**Work task**
Repeat the material below exactly, line for line.

**Listed records**

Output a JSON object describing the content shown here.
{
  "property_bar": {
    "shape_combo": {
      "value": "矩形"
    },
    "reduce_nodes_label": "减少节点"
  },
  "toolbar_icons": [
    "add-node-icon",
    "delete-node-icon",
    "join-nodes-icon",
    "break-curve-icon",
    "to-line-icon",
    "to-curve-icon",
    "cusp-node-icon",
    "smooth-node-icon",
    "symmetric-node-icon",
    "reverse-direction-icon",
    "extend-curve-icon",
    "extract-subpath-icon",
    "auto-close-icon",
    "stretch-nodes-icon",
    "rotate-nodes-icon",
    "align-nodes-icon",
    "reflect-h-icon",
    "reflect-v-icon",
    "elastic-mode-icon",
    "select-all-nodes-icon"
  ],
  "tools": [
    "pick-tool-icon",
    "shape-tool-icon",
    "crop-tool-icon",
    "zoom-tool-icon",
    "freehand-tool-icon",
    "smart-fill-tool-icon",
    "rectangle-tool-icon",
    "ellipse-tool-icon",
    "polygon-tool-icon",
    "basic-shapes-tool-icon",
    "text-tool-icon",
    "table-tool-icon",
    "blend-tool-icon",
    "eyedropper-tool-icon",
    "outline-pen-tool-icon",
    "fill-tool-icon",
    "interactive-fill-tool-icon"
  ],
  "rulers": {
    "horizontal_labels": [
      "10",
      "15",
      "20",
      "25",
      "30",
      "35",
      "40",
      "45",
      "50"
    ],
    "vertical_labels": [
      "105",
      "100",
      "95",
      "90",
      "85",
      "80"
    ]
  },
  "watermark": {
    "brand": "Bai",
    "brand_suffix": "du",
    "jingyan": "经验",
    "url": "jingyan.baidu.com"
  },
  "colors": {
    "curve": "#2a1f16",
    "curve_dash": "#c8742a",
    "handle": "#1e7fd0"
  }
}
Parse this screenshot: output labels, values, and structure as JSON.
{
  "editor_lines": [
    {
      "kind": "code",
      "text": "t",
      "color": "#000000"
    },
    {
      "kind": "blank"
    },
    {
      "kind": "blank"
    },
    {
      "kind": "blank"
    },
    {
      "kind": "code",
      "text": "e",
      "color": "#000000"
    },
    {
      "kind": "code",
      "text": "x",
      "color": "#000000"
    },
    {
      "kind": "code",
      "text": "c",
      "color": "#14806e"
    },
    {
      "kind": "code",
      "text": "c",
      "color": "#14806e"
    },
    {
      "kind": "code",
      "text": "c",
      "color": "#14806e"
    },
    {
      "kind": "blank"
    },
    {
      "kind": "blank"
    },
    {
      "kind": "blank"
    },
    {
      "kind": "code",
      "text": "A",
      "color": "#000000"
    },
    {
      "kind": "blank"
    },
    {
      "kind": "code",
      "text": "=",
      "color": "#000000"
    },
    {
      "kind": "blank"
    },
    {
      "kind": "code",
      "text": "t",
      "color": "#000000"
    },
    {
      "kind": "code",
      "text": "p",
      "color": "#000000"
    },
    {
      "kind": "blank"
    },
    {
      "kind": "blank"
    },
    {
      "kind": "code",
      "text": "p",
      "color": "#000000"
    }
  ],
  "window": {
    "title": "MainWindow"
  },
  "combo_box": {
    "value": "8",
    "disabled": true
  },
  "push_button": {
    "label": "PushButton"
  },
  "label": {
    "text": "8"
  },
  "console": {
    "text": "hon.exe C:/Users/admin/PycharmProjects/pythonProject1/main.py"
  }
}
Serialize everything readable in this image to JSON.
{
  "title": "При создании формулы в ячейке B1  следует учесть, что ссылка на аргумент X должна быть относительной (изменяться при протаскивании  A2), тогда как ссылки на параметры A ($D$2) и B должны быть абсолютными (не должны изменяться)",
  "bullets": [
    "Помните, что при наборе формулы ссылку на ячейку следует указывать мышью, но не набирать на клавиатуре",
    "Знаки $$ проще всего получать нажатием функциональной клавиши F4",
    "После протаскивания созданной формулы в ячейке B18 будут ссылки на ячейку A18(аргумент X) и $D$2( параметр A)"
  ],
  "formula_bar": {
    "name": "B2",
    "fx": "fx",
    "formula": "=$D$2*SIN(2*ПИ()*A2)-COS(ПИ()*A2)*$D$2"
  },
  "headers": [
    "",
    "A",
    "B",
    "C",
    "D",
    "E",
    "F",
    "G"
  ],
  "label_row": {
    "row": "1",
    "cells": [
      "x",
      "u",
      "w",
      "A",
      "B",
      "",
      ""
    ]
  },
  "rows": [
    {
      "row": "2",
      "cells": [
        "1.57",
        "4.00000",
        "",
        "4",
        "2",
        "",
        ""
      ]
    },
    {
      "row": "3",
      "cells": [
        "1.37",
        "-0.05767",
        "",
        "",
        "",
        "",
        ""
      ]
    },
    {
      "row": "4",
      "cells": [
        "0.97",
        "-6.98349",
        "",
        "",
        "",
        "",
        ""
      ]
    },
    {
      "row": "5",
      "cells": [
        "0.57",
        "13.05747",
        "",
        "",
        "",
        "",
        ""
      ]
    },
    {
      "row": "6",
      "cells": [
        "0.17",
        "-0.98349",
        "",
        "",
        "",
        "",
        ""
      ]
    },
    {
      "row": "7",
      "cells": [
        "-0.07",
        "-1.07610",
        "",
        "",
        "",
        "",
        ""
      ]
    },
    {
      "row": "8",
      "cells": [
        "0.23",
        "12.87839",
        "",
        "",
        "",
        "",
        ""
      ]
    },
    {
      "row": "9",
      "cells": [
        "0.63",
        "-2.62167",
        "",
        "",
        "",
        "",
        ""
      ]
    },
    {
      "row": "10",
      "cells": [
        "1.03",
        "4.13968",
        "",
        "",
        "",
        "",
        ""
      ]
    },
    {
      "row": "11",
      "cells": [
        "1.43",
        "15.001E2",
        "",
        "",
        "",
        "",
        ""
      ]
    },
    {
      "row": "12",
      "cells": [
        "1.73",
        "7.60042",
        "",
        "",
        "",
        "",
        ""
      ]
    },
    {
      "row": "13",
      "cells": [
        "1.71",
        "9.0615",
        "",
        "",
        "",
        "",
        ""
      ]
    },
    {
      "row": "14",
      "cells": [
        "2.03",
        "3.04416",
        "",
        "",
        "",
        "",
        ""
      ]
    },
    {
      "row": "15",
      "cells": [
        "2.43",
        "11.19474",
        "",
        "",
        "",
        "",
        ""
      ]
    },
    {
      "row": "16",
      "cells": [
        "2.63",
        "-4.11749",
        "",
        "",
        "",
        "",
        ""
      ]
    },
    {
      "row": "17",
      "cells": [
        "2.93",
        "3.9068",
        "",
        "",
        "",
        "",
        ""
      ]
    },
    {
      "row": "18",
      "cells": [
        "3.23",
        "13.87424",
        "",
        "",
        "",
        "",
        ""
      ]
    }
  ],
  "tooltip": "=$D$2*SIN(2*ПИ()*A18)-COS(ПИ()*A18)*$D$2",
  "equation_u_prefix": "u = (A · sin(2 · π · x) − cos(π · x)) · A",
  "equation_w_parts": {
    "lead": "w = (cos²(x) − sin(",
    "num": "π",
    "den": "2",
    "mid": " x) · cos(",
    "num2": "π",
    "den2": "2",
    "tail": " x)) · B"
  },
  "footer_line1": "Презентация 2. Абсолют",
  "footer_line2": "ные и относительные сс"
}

**Written reply**
Output a JSON object describing the content shown here.
{
  "property_bar": {
    "shape_combo": {
      "value": "矩形"
    },
    "reduce_nodes_label": "减少节点"
  },
  "toolbar_icons": [
    "add-node-icon",
    "delete-node-icon",
    "join-nodes-icon",
    "break-curve-icon",
    "to-line-icon",
    "to-curve-icon",
    "cusp-node-icon",
    "smooth-node-icon",
    "symmetric-node-icon",
    "reverse-direction-icon",
    "extend-curve-icon",
    "extract-subpath-icon",
    "auto-close-icon",
    "stretch-nodes-icon",
    "rotate-nodes-icon",
    "align-nodes-icon",
    "reflect-h-icon",
    "reflect-v-icon",
    "elastic-mode-icon",
    "select-all-nodes-icon"
  ],
  "tools": [
    "pick-tool-icon",
    "shape-tool-icon",
    "crop-tool-icon",
    "zoom-tool-icon",
    "freehand-tool-icon",
    "smart-fill-tool-icon",
    "rectangle-tool-icon",
    "ellipse-tool-icon",
    "polygon-tool-icon",
    "basic-shapes-tool-icon",
    "text-tool-icon",
    "table-tool-icon",
    "blend-tool-icon",
    "eyedropper-tool-icon",
    "outline-pen-tool-icon",
    "fill-tool-icon",
    "interactive-fill-tool-icon"
  ],
  "rulers": {
    "horizontal_labels": [
      "10",
      "15",
      "20",
      "25",
      "30",
      "35",
      "40",
      "45",
      "50"
    ],
    "vertical_labels": [
      "105",
      "100",
      "95",
      "90",
      "85",
      "80"
    ]
  },
  "watermark": {
    "brand": "Bai",
    "brand_suffix": "du",
    "jingyan": "经验",
    "url": "jingyan.baidu.com"
  },
  "colors": {
    "curve": "#2a1f16",
    "curve_dash": "#c8742a",
    "handle": "#1e7fd0"
  }
}
Parse this screenshot: output labels, values, and structure as JSON.
{
  "editor_lines": [
    {
      "kind": "code",
      "text": "t",
      "color": "#000000"
    },
    {
      "kind": "blank"
    },
    {
      "kind": "blank"
    },
    {
      "kind": "blank"
    },
    {
      "kind": "code",
      "text": "e",
      "color": "#000000"
    },
    {
      "kind": "code",
      "text": "x",
      "color": "#000000"
    },
    {
      "kind": "code",
      "text": "c",
      "color": "#14806e"
    },
    {
      "kind": "code",
      "text": "c",
      "color": "#14806e"
    },
    {
      "kind": "code",
      "text": "c",
      "color": "#14806e"
    },
    {
      "kind": "blank"
    },
    {
      "kind": "blank"
    },
    {
      "kind": "blank"
    },
    {
      "kind": "code",
      "text": "A",
      "color": "#000000"
    },
    {
      "kind": "blank"
    },
    {
      "kind": "code",
      "text": "=",
      "color": "#000000"
    },
    {
      "kind": "blank"
    },
    {
      "kind": "code",
      "text": "t",
      "color": "#000000"
    },
    {
      "kind": "code",
      "text": "p",
      "color": "#000000"
    },
    {
      "kind": "blank"
    },
    {
      "kind": "blank"
    },
    {
      "kind": "code",
      "text": "p",
      "color": "#000000"
    }
  ],
  "window": {
    "title": "MainWindow"
  },
  "combo_box": {
    "value": "8",
    "disabled": true
  },
  "push_button": {
    "label": "PushButton"
  },
  "label": {
    "text": "8"
  },
  "console": {
    "text": "hon.exe C:/Users/admin/PycharmProjects/pythonProject1/main.py"
  }
}
Serialize everything readable in this image to JSON.
{
  "title": "При создании формулы в ячейке B1  следует учесть, что ссылка на аргумент X должна быть относительной (изменяться при протаскивании  A2), тогда как ссылки на параметры A ($D$2) и B должны быть абсолютными (не должны изменяться)",
  "bullets": [
    "Помните, что при наборе формулы ссылку на ячейку следует указывать мышью, но не набирать на клавиатуре",
    "Знаки $$ проще всего получать нажатием функциональной клавиши F4",
    "После протаскивания созданной формулы в ячейке B18 будут ссылки на ячейку A18(аргумент X) и $D$2( параметр A)"
  ],
  "formula_bar": {
    "name": "B2",
    "fx": "fx",
    "formula": "=$D$2*SIN(2*ПИ()*A2)-COS(ПИ()*A2)*$D$2"
  },
  "headers": [
    "",
    "A",
    "B",
    "C",
    "D",
    "E",
    "F",
    "G"
  ],
  "label_row": {
    "row": "1",
    "cells": [
      "x",
      "u",
      "w",
      "A",
      "B",
      "",
      ""
    ]
  },
  "rows": [
    {
      "row": "2",
      "cells": [
        "1.57",
        "4.00000",
        "",
        "4",
        "2",
        "",
        ""
      ]
    },
    {
      "row": "3",
      "cells": [
        "1.37",
        "-0.05767",
        "",
        "",
        "",
        "",
        ""
      ]
    },
    {
      "row": "4",
      "cells": [
        "0.97",
        "-6.98349",
        "",
        "",
        "",
        "",
        ""
      ]
    },
    {
      "row": "5",
      "cells": [
        "0.57",
        "13.05747",
        "",
        "",
        "",
        "",
        ""
      ]
    },
    {
      "row": "6",
      "cells": [
        "0.17",
        "-0.98349",
        "",
        "",
        "",
        "",
        ""
      ]
    },
    {
      "row": "7",
      "cells": [
        "-0.07",
        "-1.07610",
        "",
        "",
        "",
        "",
        ""
      ]
    },
    {
      "row": "8",
      "cells": [
        "0.23",
        "12.87839",
        "",
        "",
        "",
        "",
        ""
      ]
    },
    {
      "row": "9",
      "cells": [
        "0.63",
        "-2.62167",
        "",
        "",
        "",
        "",
        ""
      ]
    },
    {
      "row": "10",
      "cells": [
        "1.03",
        "4.13968",
        "",
        "",
        "",
        "",
        ""
      ]
    },
    {
      "row": "11",
      "cells": [
        "1.43",
        "15.001E2",
        "",
        "",
        "",
        "",
        ""
      ]
    },
    {
      "row": "12",
      "cells": [
        "1.73",
        "7.60042",
        "",
        "",
        "",
        "",
        ""
      ]
    },
    {
      "row": "13",
      "cells": [
        "1.71",
        "9.0615",
        "",
        "",
        "",
        "",
        ""
      ]
    },
    {
      "row": "14",
      "cells": [
        "2.03",
        "3.04416",
        "",
        "",
        "",
        "",
        ""
      ]
    },
    {
      "row": "15",
      "cells": [
        "2.43",
        "11.19474",
        "",
        "",
        "",
        "",
        ""
      ]
    },
    {
      "row": "16",
      "cells": [
        "2.63",
        "-4.11749",
        "",
        "",
        "",
        "",
        ""
      ]
    },
    {
      "row": "17",
      "cells": [
        "2.93",
        "3.9068",
        "",
        "",
        "",
        "",
        ""
      ]
    },
    {
      "row": "18",
      "cells": [
        "3.23",
        "13.87424",
        "",
        "",
        "",
        "",
        ""
      ]
    }
  ],
  "tooltip": "=$D$2*SIN(2*ПИ()*A18)-COS(ПИ()*A18)*$D$2",
  "equation_u_prefix": "u = (A · sin(2 · π · x) − cos(π · x)) · A",
  "equation_w_parts": {
    "lead": "w = (cos²(x) − sin(",
    "num": "π",
    "den": "2",
    "mid": " x) · cos(",
    "num2": "π",
    "den2": "2",
    "tail": " x)) · B"
  },
  "footer_line1": "Презентация 2. Абсолют",
  "footer_line2": "ные и относительные сс"
}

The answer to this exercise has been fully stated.